■ **YOUR INSTRUCTIONS**: If a record holds a picture, please leave the picture out and copy the rest of the record exactly.

■ **SOURCE INFORMATION**:
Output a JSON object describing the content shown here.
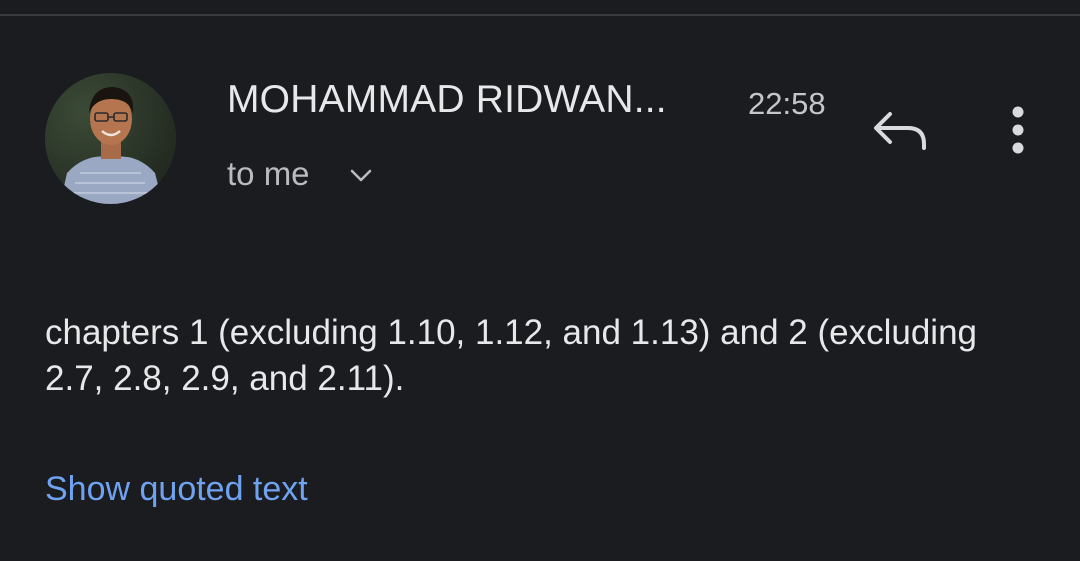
{
  "message": {
    "sender": "MOHAMMAD RIDWAN...",
    "time": "22:58",
    "recipient": "to me",
    "body": "chapters 1 (excluding 1.10, 1.12, and 1.13) and 2 (excluding 2.7, 2.8, 2.9, and 2.11).",
    "show_quoted_label": "Show quoted text"
  },
  "icons": {
    "avatar": "sender-avatar-photo",
    "recipient_toggle": "chevron-down-icon",
    "reply": "reply-icon",
    "more": "more-vert-icon"
  },
  "colors": {
    "background": "#1b1c1f",
    "text_primary": "#e7e8ea",
    "text_secondary": "#b9bbbe",
    "link": "#6fa3f1"
  }
}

■ **REPLY TO THE TASK**:
Output a JSON object describing the content shown here.
{
  "message": {
    "sender": "MOHAMMAD RIDWAN...",
    "time": "22:58",
    "recipient": "to me",
    "body": "chapters 1 (excluding 1.10, 1.12, and 1.13) and 2 (excluding 2.7, 2.8, 2.9, and 2.11).",
    "show_quoted_label": "Show quoted text"
  },
  "icons": {
    "avatar": "sender-avatar-photo",
    "recipient_toggle": "chevron-down-icon",
    "reply": "reply-icon",
    "more": "more-vert-icon"
  },
  "colors": {
    "background": "#1b1c1f",
    "text_primary": "#e7e8ea",
    "text_secondary": "#b9bbbe",
    "link": "#6fa3f1"
  }
}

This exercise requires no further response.